In fact it is flowers continually, during your stay in this history-full hotel. Take suite 506-507, for instance. I lay on the carpeted floor near the four-post bed to get a better view of the mediaeval-style moulded ceiling. I looked up, past a standing lamp and a perfect spray of white orchids, or rather an orchid plant. I got up off the floor, which of course was meticulously clean, and admired the purple orchids in the otherwise white-and-grey marble bathroom.
Next it was time to head down to the gym, reached by going past the entrance to the spa. Oh what bliss – this Mary Fox Linton-designed boudoir is just that. It is like a theatrical boudoir, with full-length cream or midnight blue gauze curtains in the corridors, and a café that has Champagne – Laurent-Perrier included – on ice. Overhead are chandeliers of draped strings of South Sea pearls. Fortunately an elegant art sign, with attendant lilies, outside the spa entrance reminds you that you are here at The Dorchester, not in paradise.
My luxury tip today is that for travellers who revel in the best of all design, not only fashion, this is a hotel to put on your list. Alexandra de Champalimaud has done some of the suites, Patrick Jouin has designed Alain Ducasse at The Dorchester (which has three Michelin stars). And Thierry Despont is responsible for the some-say-kitsch Grill leading off the symphony-of-softness Promenade, which is his, too.
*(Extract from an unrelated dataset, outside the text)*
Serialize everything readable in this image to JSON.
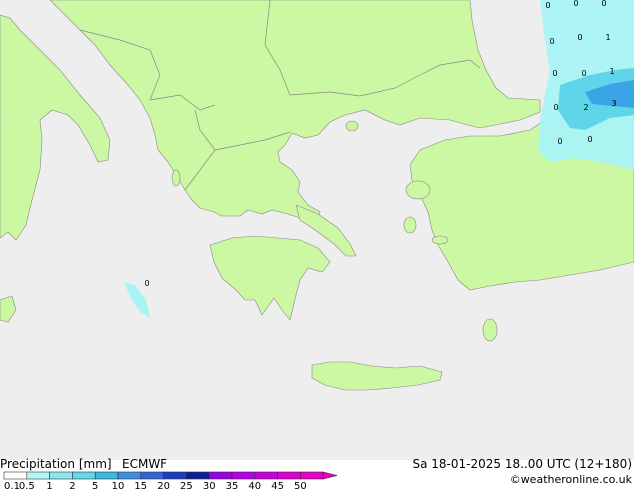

It is here, by the way, that I meet up with The Dorchester Collection’s regional boss, Roland Fasel, and the young genius Phil Hammond, responsible for the flowers everywhere.